- 'The Waie home to Christ and Truth leadinge from Antichrist and Errour,' 1556, dedicated to Queen Mary; reissued, without dedication, 1565; this is a translation of 'Vincentii Lirinensis Liber de Catholicæ fidei antiquitate.'
[Wood's Athenæ Oxon. i. 235, and Fasti, i. 111, 121, ii. 100; Tanner's Bibl. Brit.-Hib.; Lansd. MS. 980, f. 144; Foster's Alumni; Hearne's Collect., ed. Doble,iii. 88; Watt's Bibl. Brit.; Acts of the Privy Council, 1664-6; Strype's Ecel. Mem. III. i. 271; Hughes-Hughes's Register of Tunbridge School, p. 1.]

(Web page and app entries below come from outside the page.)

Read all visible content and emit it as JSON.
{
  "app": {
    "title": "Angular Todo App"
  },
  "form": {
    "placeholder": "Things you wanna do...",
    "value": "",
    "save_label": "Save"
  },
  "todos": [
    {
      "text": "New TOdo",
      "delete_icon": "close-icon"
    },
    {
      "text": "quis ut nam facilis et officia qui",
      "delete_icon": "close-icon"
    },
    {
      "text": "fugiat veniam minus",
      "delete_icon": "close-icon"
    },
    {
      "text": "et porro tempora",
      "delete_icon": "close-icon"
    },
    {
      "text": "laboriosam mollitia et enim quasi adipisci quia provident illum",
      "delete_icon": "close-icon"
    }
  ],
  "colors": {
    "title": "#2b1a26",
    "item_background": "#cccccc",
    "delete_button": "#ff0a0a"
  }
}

PROCTOR, RICHARD ANTHONY (1837–1888), astronomer, was born in Chelsea on 23 March 1837, the fourth and youngest child of William Proctor, a solicitor in easy circumstances. His childhood, marked by frail health and studious tastes, had barely passed when the death of his father, in 1850, left the family burdened with a protracted lawsuit. Placed as clerk in the London and Joint Stock Bank in 1854, he was removed as soon as improved circumstances rendered a university education possible, and entered in 1855 the London University, and a year later St. John's College, Cambridge. Here he took a scholarship, read mathematics and theology, and sufficiently distinguished himself as an athlete to be captain of the college boating club. His mother's death during his second university year was quickly followed by his marriage to an Irish lady, whom he met when travelling with his sister. This event probably explained his comparative failure in his degree examination in 1860, when he disappointed expectation by obtaining only the twenty-third wranglership. He next read for the bar, but, after keeping some terms at the Temple, abandoned law for science, devoting himself in 1863 to the